micro:bit Bluetooth Profile

The micro:bit can be interacted with in an open way using the standard Bluetooth Low Energy (BLE) protocol. This page outlines the details of the micro:bit protocol

Overview

The micro:bit supports Bluetooth via a single profile BBC micro:bit profile which was custom developed for the device. This profile allows it to communicate with other BLE capable devices.

If you are looking for information about the ‘radio’ feature, it is a proprietary protocol from Nordic and Lancaster University. This is not Bluetooth.

BBC micro:bit Bluetooth Profile

The BBC micro:bit Bluetooth profile is defined in the DAL

There are pre-compiled Hex files available that enable bluetooth services available on the micro:bit and some example programs in the microbit-samples repository

The micro:bit has a Bluetooth 4.1 stack with Bluetooth Low Energy (BLE) and supports the GAP Perhipheral Role.

As per all all Bluetooth, it operates in the ISM (Industrial Scientific Medical) band and this starts at 2.4GHz and ends at 2.41GHz. BLE divides the frequency band into 50 x 2MHz bands of which 40 are used. These are called channels and numbered 0 to 39. Channels 37, 38 and 39 are used for “advertising”.

When devices are connected, they use the other channels in a particular sequence controlled by a feature called adaptive frequency hopping. This helps reduce the impact of congestion from other radio users.

Data transfer rates will only be a few 100K per second at best and it very much depends on how your application uses the Bluetooth features; lots of small temperature containing packets would have a lower data transfer rate than using the UART service, as it depends on the proportion of system protocol information vs. application data.

There are some useful advanced configuration options in the micro:bit runtime code

Challenge

It would be possible for anyone with the appropriate knowledge to define and implement other Bluetooth profiles. You would need to use the mbed C/C++ environment to do this.

Further information

Martin Woolley’s Bluetooth Blog has a range of information on using Bluetooth with micro:bit

BittySoftware has a range of Bluetooth enabled software for the micro:bit

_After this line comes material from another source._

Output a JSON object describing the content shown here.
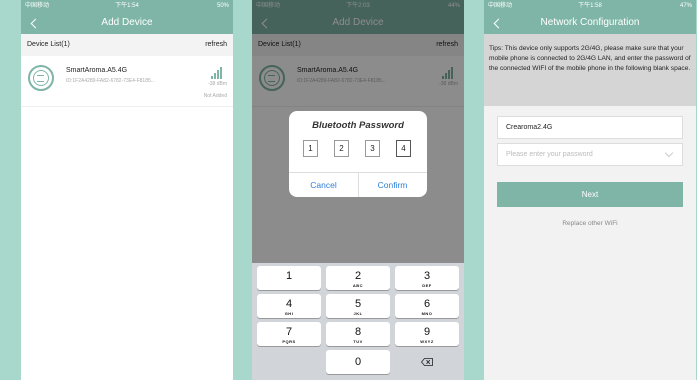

Original micro:bit “Out of the Box” experience, including some of the attributes in the Bluetooth Profile

Full profile with the display unused. If you want to write to the display over bluetooth then you should use this file instead of the ‘Out of the Box’ hex, which uses the display.